The idea behind this treatment is that injecting the cells into the damaged discs will allow them to differentiate into cartilage and connective tissue, helping to regenerate the discs and restore their original function. However, this treatment is not as simple as it sounds.
Potential Downfalls of Stem Cell Injections
Dr. Meyer from the Columbia Interventional Pain Center conducted a study on the effectiveness of these injections for spinal disc injuries. After performing this procedure on 24 individuals, he noted that half of them had another spinal procedure within only two and a half years. Then, out of the 12 other patients, three of them reported no pain relief after 12 months. Overall, this shows a success rate of only around 37 percent.
This low success rate illustrates the potential ineffectiveness that this treatment can have. In addition, half of the study participants undergoing further procedures to try to address their pain is a cause for concern.
Even though some pain relief has been seen with a percentage of stem cell therapy cases, the need for subsequent injections after the initial treatment is quite common. Receiving multiple injections can be financially costly and frustrating, especially if the treatments do not provide the expected benefits.
In addition to the frequent ineffectiveness, stem cell injections are also not well regulated when it comes to the sample’s preparation, quality, and concentration. These cells are all processed from the same individual they will be used in. If a person’s immune system is weaker or they do not have healthy cells, inserting these differentiating cells into the spine can have limited benefits or potentially be harmful.
The preparation process can also differ depending on the specific physician performing the aspiration and injection. Differing methods can affect the stem cell concentration of a sample and its effectiveness when used in regenerative medicine.
A further area that is not thoroughly controlled is the accuracy of the placement of an injection. If the injection is placed in the wrong location, it can cause severe side effects. One of the largest of these is unwanted growth in certain areas.
One study noted that the cells have the possibility of spreading outside of the annulus, the outer layer, of the spinal disc. This caused abnormal growth on the outside of the vertebrae, which can lead to side effects similar to those seen with degenerative disc disease in the first place.
Discseel® Procedure: The Better Alternative
This is another type of cell-based therapy, but this procedure utilizes an orthobiologic in addition to the cells. This orthobiologic provides many added benefits to the process that are not seen with a simple stem cell injection.
The orthobiologic portion of the injection contains growth factors that help to generate new tissues and restore function to damaged tissues.

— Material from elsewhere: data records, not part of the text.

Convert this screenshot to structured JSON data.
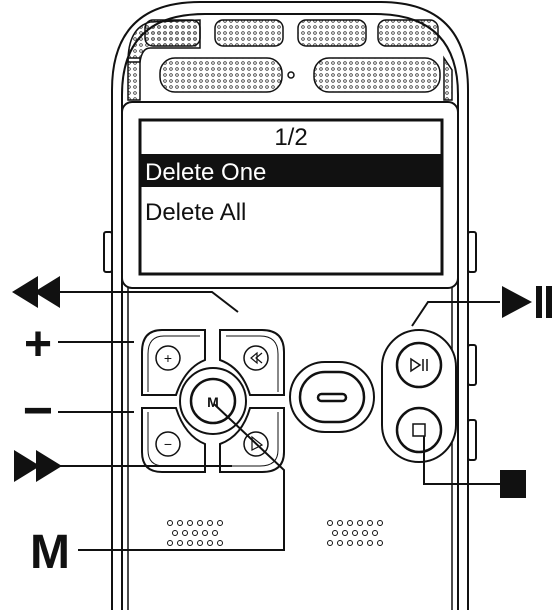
{
  "screen": {
    "page_indicator": "1/2",
    "menu_items": [
      {
        "label": "Delete One",
        "selected": true
      },
      {
        "label": "Delete All",
        "selected": false
      }
    ]
  },
  "callouts": {
    "volume_up": "+",
    "volume_down": "−",
    "menu": "M"
  },
  "buttons": {
    "plus_glyph": "+",
    "minus_glyph": "−",
    "menu_glyph": "M"
  },
  "colors": {
    "ink": "#111111",
    "device_fill": "#ffffff",
    "highlight_bg": "#111111",
    "highlight_text": "#ffffff"
  },
  "icons": {
    "rewind_callout": "double-left-triangle-icon",
    "forward_callout": "double-right-triangle-icon",
    "play_pause_callout": "play-pause-icon",
    "stop_callout": "stop-square-icon"
  }
}
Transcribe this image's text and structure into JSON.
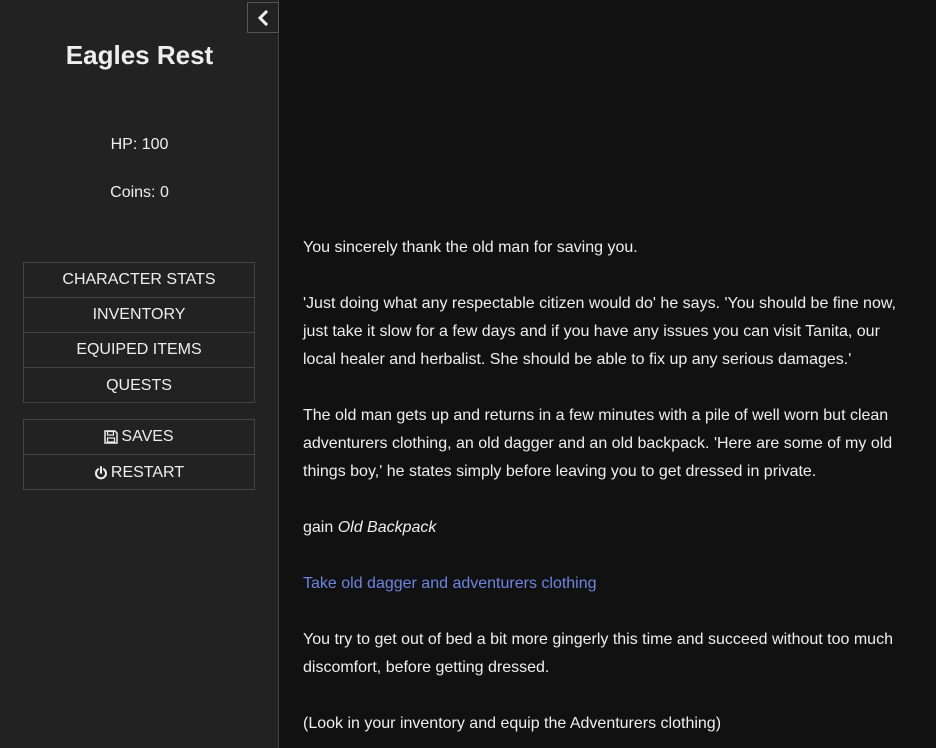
{
  "sidebar": {
    "title": "Eagles Rest",
    "hp": "HP: 100",
    "coins": "Coins: 0",
    "menu": {
      "character_stats": "CHARACTER STATS",
      "inventory": "INVENTORY",
      "equiped_items": "EQUIPED ITEMS",
      "quests": "QUESTS"
    },
    "system": {
      "saves": "SAVES",
      "restart": "RESTART"
    }
  },
  "passage": {
    "p1": "You sincerely thank the old man for saving you.",
    "p2": "'Just doing what any respectable citizen would do' he says. 'You should be fine now, just take it slow for a few days and if you have any issues you can visit Tanita, our local healer and herbalist. She should be able to fix up any serious damages.'",
    "p3": "The old man gets up and returns in a few minutes with a pile of well worn but clean adventurers clothing, an old dagger and an old backpack. 'Here are some of my old things boy,' he states simply before leaving you to get dressed in private.",
    "gain_prefix": "gain ",
    "gain_item": "Old Backpack",
    "link_text": "Take old dagger and adventurers clothing",
    "p4": "You try to get out of bed a bit more gingerly this time and succeed without too much discomfort, before getting dressed.",
    "p5": "(Look in your inventory and equip the Adventurers clothing)"
  },
  "colors": {
    "background": "#111111",
    "sidebar": "#222222",
    "link": "#6c85e0",
    "text": "#eeeeee"
  },
  "icons": {
    "collapse": "chevron-left-icon",
    "saves": "floppy-disk-icon",
    "restart": "power-icon"
  }
}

The orthobiologic is a somewhat glue-like substance, and it is naturally produced within the body after an injury occurs. It helps close wounds and seal off damaged tissues from the outside environment so that they can heal without becoming infected. This concept is utilized with this procedure.
When it is injected into a torn or cracked disc that is leaking fluid, it can help to plug up any of the holes on the outer section of the disc. This helps to retain the remaining internal fluid. Sealing the discs traps the biologic stem cell mixture inside the disc as well, allowing it to rebuild broken down tissues in the targeted area without having the opportunity to leak out and cause abnormal growths. The ability of the fibrin to seal off the discs also prevents the need for multiple injections and treatments.

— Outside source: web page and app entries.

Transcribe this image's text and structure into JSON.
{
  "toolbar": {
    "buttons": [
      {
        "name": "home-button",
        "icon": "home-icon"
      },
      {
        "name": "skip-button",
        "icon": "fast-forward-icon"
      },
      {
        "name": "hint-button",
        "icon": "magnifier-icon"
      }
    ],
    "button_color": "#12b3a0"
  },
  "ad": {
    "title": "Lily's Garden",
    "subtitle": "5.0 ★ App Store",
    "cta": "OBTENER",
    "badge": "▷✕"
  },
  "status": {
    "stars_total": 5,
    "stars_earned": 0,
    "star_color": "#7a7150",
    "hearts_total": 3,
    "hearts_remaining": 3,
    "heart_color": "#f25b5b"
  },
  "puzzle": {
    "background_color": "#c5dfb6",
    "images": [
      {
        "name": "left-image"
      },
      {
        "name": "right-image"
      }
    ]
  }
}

This treatment option carries a very high success rate, even for individuals who had previously tried a different spinal procedure but who did not experience favorable results. In fact, 70% of individuals who had undergone previous spinal treatments experienced relief with this orthobiologic treatment. This success rate is almost twice as high as that of stem cell injections, showing that the Discseel Procedure is a much more reliable and effective treatment option.